Though even with this hope there is still the fact that one more thread has been pulled in the fraying fabric of “never again.” For me, this might just be the moment in time when I reckon with the fact that I will continue to fight for justice, but no longer within this Holocaust context. The legacy remains; gone are the outsized expectations.

Elissa Strauss is a contributing editor to the Forward.


The Jewish Daily Forward welcomes reader comments in order to promote thoughtful discussion on issues of importance to the Jewish community. In the interest of maintaining a civil forum, The Jewish Daily Forwardrequires that all commenters be appropriately respectful toward our writers, other commenters and the subjects of the articles. Vigorous debate and reasoned critique are welcome; name-calling and personal invective are not. While we generally do not seek to edit or actively moderate comments, our spam filter prevents most links and certain key words from being posted and The Jewish Daily Forward reserves the right to remove comments for any reason.

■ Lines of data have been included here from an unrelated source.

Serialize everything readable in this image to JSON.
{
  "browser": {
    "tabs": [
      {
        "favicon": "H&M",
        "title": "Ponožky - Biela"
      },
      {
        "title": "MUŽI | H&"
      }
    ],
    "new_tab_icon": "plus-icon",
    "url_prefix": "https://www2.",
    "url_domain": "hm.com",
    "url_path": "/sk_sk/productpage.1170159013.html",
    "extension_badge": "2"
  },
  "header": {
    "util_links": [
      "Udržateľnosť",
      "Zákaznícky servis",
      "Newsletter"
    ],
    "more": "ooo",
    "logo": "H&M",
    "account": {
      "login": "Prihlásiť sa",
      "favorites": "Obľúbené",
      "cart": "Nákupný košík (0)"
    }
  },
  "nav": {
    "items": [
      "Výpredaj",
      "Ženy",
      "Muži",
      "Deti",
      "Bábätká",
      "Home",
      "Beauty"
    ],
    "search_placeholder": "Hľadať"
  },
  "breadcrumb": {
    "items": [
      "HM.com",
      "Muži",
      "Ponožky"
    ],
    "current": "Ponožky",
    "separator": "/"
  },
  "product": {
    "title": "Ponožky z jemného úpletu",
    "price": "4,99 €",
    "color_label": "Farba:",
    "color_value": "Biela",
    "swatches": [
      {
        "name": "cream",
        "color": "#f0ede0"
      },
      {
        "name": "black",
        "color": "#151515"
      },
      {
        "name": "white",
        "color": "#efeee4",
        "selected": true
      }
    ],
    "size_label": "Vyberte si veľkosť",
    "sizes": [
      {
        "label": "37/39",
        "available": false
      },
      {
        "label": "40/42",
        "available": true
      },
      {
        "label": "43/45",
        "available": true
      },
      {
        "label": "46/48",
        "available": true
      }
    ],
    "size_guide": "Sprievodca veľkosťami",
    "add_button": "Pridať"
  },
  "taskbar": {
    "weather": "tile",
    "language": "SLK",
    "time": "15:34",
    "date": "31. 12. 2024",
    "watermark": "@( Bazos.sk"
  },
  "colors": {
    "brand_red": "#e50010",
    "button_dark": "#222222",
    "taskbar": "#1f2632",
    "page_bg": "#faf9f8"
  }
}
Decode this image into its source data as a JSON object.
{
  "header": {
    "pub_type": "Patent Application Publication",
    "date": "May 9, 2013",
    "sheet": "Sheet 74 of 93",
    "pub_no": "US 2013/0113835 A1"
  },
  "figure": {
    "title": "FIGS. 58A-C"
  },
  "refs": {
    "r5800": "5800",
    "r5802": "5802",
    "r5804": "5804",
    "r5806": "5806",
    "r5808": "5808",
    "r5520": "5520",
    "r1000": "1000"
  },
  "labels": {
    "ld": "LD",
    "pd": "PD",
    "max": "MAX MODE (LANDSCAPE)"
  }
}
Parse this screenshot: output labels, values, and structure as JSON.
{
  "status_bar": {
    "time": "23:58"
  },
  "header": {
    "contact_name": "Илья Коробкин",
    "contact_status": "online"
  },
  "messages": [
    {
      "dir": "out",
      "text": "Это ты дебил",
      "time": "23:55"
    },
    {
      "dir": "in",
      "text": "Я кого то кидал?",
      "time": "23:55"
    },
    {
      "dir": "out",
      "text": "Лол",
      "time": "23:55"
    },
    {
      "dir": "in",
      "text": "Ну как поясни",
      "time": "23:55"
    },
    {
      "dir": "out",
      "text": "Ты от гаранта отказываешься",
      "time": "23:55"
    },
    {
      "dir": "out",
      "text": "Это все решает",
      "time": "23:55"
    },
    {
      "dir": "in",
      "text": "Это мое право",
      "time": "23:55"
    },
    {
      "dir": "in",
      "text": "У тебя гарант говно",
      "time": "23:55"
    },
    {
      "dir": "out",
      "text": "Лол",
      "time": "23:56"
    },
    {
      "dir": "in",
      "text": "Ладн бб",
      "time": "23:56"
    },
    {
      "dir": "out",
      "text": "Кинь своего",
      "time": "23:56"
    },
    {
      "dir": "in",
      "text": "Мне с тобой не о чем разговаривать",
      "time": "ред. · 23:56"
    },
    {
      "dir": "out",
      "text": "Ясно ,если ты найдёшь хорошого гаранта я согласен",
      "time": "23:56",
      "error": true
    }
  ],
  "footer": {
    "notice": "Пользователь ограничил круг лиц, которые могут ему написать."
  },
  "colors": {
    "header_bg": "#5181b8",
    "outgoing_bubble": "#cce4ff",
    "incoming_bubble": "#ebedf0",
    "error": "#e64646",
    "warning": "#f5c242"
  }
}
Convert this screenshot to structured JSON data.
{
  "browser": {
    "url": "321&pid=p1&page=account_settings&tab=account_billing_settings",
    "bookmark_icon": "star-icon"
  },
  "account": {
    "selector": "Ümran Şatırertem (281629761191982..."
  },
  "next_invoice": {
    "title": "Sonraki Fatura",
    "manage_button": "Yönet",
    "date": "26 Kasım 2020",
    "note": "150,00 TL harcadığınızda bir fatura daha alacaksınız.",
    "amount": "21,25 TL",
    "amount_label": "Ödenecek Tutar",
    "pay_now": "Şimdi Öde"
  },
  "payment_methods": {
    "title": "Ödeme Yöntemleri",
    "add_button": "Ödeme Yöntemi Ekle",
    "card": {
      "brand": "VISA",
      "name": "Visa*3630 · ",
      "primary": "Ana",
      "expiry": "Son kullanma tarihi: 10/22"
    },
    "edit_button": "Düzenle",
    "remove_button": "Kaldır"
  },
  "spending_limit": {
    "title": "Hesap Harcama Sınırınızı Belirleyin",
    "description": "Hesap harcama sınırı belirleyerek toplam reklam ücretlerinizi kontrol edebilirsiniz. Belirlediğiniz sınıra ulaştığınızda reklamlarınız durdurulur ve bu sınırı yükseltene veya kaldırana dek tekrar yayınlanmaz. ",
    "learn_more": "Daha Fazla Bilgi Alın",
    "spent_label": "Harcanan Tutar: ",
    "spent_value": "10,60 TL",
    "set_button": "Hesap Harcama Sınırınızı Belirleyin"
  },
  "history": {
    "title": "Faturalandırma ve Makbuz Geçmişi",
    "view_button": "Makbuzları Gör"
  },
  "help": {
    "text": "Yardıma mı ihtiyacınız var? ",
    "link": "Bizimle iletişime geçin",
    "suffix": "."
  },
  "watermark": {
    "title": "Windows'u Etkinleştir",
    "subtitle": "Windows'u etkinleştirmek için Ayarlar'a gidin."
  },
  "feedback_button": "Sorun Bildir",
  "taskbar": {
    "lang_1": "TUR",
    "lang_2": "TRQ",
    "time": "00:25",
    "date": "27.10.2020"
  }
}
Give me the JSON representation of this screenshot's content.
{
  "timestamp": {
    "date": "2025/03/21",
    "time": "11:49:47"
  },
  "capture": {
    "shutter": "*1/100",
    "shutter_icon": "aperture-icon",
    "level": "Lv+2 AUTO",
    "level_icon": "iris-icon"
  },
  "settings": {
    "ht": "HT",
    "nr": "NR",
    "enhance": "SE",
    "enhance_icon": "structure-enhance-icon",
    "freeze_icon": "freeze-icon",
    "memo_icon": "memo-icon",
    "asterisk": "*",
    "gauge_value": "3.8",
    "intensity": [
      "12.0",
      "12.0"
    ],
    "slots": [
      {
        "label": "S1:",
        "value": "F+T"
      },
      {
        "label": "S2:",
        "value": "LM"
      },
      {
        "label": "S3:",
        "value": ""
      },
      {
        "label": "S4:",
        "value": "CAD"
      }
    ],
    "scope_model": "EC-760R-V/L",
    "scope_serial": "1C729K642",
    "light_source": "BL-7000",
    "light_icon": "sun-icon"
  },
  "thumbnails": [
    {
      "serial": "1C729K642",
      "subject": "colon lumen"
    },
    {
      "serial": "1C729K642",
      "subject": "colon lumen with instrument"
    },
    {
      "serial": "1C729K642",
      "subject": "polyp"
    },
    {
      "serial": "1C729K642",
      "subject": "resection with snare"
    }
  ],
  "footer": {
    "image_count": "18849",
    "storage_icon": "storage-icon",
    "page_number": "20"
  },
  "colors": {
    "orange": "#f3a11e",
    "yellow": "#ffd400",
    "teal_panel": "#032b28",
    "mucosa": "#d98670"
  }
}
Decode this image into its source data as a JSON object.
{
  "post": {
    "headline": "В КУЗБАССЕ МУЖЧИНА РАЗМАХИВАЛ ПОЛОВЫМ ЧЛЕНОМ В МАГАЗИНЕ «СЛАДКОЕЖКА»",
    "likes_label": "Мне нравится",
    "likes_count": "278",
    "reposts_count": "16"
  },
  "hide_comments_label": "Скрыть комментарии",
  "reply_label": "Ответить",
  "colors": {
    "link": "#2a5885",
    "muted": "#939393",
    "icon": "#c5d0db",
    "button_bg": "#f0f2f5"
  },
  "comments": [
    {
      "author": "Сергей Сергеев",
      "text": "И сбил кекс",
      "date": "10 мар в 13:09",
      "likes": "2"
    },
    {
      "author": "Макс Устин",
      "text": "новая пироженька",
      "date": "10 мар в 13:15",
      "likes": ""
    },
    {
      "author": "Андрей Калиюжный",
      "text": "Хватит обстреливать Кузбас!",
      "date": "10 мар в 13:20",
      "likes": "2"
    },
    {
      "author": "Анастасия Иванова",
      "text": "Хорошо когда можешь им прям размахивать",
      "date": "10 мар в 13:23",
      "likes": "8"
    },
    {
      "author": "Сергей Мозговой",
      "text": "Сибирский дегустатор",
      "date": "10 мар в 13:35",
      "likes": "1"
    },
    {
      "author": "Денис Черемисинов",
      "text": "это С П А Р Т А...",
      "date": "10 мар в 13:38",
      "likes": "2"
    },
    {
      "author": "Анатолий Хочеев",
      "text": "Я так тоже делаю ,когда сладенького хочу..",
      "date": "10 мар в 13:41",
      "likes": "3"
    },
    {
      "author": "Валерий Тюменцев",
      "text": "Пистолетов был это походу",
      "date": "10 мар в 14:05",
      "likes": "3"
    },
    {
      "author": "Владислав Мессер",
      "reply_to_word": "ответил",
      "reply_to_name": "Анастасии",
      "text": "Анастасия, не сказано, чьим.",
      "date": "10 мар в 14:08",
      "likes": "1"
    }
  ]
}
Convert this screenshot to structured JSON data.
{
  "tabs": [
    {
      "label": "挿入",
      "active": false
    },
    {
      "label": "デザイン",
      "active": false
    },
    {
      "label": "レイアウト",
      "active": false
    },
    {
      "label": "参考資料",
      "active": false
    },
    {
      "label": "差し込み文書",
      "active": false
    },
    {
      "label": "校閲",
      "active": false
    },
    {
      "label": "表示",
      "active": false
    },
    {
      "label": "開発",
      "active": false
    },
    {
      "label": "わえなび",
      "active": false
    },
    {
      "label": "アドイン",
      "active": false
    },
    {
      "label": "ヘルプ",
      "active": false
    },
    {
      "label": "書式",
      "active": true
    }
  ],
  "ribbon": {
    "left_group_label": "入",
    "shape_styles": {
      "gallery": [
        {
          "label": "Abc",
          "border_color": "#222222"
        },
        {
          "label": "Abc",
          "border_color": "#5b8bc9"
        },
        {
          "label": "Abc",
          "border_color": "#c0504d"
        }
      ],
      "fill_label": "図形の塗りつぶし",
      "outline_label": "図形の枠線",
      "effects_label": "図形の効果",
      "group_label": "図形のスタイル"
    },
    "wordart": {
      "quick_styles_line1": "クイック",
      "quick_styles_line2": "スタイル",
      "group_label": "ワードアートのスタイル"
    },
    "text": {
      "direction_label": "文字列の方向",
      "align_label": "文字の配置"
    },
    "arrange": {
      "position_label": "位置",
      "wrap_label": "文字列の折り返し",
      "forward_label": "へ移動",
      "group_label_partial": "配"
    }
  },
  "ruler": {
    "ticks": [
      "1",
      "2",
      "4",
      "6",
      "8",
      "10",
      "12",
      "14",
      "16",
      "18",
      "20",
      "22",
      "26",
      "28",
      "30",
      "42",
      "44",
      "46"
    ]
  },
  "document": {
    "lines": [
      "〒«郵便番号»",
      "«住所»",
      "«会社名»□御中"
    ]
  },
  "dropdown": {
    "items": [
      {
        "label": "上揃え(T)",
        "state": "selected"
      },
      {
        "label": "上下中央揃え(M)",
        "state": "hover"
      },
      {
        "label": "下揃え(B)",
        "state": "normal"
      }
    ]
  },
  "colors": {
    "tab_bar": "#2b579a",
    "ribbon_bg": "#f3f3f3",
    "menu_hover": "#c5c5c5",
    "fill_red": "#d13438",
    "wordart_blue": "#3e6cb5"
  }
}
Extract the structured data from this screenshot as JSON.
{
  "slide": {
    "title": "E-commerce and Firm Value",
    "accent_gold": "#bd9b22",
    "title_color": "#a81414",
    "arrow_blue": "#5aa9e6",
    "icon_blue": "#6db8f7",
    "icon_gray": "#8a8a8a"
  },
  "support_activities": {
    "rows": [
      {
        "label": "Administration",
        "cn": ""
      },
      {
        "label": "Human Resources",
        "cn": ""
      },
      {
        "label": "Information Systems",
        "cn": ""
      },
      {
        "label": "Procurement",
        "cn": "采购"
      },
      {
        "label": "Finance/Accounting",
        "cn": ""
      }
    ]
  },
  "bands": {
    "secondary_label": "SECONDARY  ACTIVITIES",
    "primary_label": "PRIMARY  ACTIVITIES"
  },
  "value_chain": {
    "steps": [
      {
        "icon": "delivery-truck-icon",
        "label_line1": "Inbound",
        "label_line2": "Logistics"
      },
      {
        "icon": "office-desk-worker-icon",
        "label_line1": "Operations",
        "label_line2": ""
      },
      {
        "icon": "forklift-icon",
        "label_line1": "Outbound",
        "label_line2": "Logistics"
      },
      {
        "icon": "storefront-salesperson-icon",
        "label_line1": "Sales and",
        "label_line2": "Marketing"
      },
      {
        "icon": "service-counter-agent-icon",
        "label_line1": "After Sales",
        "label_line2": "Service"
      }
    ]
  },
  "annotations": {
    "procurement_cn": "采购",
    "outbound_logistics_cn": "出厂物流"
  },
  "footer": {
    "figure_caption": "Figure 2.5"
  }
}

Find us on Facebook!
  • "I fear that we are witnessing the end of politics in the Israeli-Palestinian conflict. I see no possibility for resolution right now. I look into the future and see only a void." What do you think?
  • Not a gazillionaire? Take the "poor door."
  • "We will do what we must to protect our people. We have that right. We are not less deserving of life and quiet than anyone else. No more apologies."
  • "Woody Allen should have quit while he was ahead." Ezra Glinter's review of "Magic in the Moonlight": http://jd.fo/f4Q1Q
  • Jon Stewart responds to his critics: “Look, obviously there are many strong opinions on this. But just merely mentioning Israel or questioning in any way the effectiveness or humanity of Israel’s policies is not the same thing as being pro-Hamas.”
  • "My bat mitzvah party took place in our living room. There were only a few Jewish kids there, and only one from my Sunday school class. She sat in the corner, wearing the right clothes, asking her mom when they could go." The latest in our Promised Lands series — what state should we visit next?
  • Former Israeli National Security Advisor Yaakov Amidror: “A cease-fire will mean that anytime Hamas wants to fight it can. Occupation of Gaza will bring longer-term quiet, but the price will be very high.” What do you think?
  • Should couples sign a pre-pregnancy contract, outlining how caring for the infant will be equally divided between the two parties involved? Just think of it as a ketubah for expectant parents:
  • Many #Israelis can't make it to bomb shelters in time. One of them is Amos Oz.
  • According to Israeli professor Mordechai Kedar, “the only thing that can deter terrorists, like those who kidnapped the children and killed them, is the knowledge that their sister or their mother will be raped."
  • Why does ultra-Orthodox group Agudath Israel of America receive its largest donation from the majority owners of Walmart? Find out here: http://jd.fo/q4XfI
  • Woody Allen on the situation in #Gaza: It's “a terrible, tragic thing. Innocent lives are lost left and right, and it’s a horrible situation that eventually has to right itself.”
  • "Mark your calendars: It was on Sunday, July 20, that the momentum turned against Israel." J.J. Goldberg's latest analysis on Israel's ground operation in Gaza:
  • What do you think?
  • "To everyone who is reading this article and saying, “Yes, but… Hamas,” I would ask you to just stop with the “buts.” Take a single moment and allow yourself to feel this tremendous loss. Lay down your arms and grieve for the children of Gaza."
  • from-cache

Would you like to receive updates about new stories?




















We will not share your e-mail address or other personal information.

Already subscribed? Manage your subscription.